I recently worked on the ending to my latest novel, Music Box. The original ending had a new music group preparing to go on stage for the first time. They were worried about the size of their audience and whether their loved ones would show. It did many things that you want an ending to do. It was upbeat, and it suggested a new beginning, while still leaving a few unresolved issues to keep the reader interested. (Always leave the reader wanting more.) It reminded the reader of the journey the main characters had made. It suggested a future while leaving some ambiguity and room for doubt. Since this was a romance, it was optimistic. All in all, it was not bad for a first draft.
Somehow it fell flat. What I’d failed to do, I finally decided, was to get into the head of the main character, Jonah.

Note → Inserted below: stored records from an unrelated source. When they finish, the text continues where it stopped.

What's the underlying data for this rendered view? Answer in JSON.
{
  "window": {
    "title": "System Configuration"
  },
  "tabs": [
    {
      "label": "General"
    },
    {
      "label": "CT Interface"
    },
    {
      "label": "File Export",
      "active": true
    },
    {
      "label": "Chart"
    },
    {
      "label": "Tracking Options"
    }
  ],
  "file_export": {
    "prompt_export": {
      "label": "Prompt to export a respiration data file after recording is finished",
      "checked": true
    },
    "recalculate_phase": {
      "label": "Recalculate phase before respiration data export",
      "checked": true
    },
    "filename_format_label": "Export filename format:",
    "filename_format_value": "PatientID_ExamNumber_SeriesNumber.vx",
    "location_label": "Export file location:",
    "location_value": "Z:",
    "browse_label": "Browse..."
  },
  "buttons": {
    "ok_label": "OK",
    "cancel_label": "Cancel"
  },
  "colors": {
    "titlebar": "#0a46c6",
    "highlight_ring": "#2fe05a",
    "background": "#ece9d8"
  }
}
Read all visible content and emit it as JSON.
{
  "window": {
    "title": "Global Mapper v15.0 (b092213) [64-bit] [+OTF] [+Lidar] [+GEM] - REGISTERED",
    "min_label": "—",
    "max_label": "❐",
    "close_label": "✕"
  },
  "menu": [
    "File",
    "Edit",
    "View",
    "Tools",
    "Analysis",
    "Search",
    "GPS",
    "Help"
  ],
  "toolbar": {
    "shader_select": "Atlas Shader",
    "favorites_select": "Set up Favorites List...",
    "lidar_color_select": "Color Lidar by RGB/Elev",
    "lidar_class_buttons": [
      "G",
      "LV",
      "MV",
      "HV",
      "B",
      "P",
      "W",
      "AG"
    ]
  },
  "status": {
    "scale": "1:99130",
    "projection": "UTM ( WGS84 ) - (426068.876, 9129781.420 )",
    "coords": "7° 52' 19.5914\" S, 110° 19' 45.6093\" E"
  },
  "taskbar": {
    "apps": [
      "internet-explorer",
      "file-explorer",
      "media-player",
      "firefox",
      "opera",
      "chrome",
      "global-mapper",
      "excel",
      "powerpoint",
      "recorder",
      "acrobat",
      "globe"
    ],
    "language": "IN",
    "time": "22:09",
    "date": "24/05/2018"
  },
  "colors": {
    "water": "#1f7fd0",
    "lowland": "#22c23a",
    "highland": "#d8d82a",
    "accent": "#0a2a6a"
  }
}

Jonah has been a challenge to write. He’s a teenager. I’m a middle-aged man. He’s just coming to terms with his sexuality. I came out in the mid-eighties. Jonah is forced to deal with his attraction to men by bullies who are certain of his sexuality before he is. He tends to go into denial, to not think about his problems until events force him to play the hand he’s been dealt. Jonah has never been one to delve too deeply into his own head. If I simply had him think about his new circumstances, I would risk taking him out of character.
I needed to show Jonah’s reaction to his new circumstances. My solution retained the basic scene and added some interior monologue, but I also used Jonah’s perceptions to hint at his interior state. I placed the image of two older men who have recently entered into a relationship into juxtaposition with some innocuous dialog. Jonah’s comment, “I’m ready,” is given greater import by its context. It’s not exactly subtle, but I hope most readers will get the message without noticing the mechanism.